2016 Scientist Lecture Series

Delve deeper into the issues and conditions that impact the world around us. These free academic lectures allow you to step back into the classroom and learn from the experts.


Each lecture is free and open to the public, but registration is required. All programs are held at 7pm at the Warren H. Corning Visitor Center.


Of roots and wings: ancestry and growth environment influence root morphology in genus Rhododendron with implications for ecological interactions in a changing world.

Thursday, Nov. 12 – Juliana Medeiros, Holden scientist

Rhododendrons are a popular garden plant, but did you know that there are more than 900 species in the genus, which spans habitats from tropical forest to arctic tundra? This makes it a powerful system for understanding the evolution of plant adaptations to novel climates. Medeiros will explore recent discoveries made at Holden about the secrets of Rhododendron roots: their surprising diversity, the strong similarities between closely related species, and differences among lineages in their ability to acclimate to diverse soil conditions. She will also discuss the implications of these patterns for belowground interactions with soil pathogens and mutualists under current and future climate conditions.




Elephants and their effects on vegetation.

Thursday, Jan. 21 – David Ward, professor of biological sciences at Kent State University

Ward’s talk will focus on the research he has been conducting on the effects of African elephants on savanna vegetation in eastern South Africa. There is a worldwide ban on elephant hunting because of the severe negative effects on elephant populations, which are killed for the ivory in their tusks. This problem is particularly severe in eastern Africa. In South Africa, which manages its elephants relatively well, this has caused huge negative impacts on the vegetation due to the high population densities of elephants in conservation areas.  



Putting the world in a blender: the spread of invasive species and how it makes the world more similar

Thursday, Feb. 18 – Emily Rauschert, assistant professor of biology at Cleveland State University

Invasive species have been arriving and spreading more rapidly as human global movement has increased. We will examine how the process has unfolded for a new invasive grass, Japanese stiltgrass, which interferes with forest regeneration. We will also discuss how the many invasions currently unfolding are major contributors to biotic homogenization, an increase in the similarity of biological communities observed worldwide.



Coming this Spring

Friday, April 29 – Join us for our special Arbor Day lecture, featuring Meg Lowman, chief of science and sustainability at the California Academy of Sciences. Lowman is internationally known for her tree canopy research and is the author of Life in the Treetops.

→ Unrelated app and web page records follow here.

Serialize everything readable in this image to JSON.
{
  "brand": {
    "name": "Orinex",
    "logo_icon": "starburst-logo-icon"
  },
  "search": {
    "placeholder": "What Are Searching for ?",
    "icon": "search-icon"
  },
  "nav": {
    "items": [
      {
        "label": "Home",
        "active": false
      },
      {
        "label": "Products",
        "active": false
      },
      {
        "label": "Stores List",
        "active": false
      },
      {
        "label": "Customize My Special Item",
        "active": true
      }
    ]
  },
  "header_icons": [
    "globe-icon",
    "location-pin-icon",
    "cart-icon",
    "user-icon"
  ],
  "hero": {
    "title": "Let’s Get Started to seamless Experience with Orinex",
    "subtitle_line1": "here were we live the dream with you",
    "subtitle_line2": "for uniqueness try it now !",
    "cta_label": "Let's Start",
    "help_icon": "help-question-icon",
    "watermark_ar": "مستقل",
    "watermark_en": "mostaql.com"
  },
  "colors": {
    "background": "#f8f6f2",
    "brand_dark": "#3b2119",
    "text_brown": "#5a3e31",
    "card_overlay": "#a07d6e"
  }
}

Thursday, May 19 – Allison Dealton Oakes, research assistant at the State University of New York, College of Environmental Science and Forestry


Thursday, July 14 – Jeff Diez, assistant professor of Plant Ecology at the University of California - Riverside.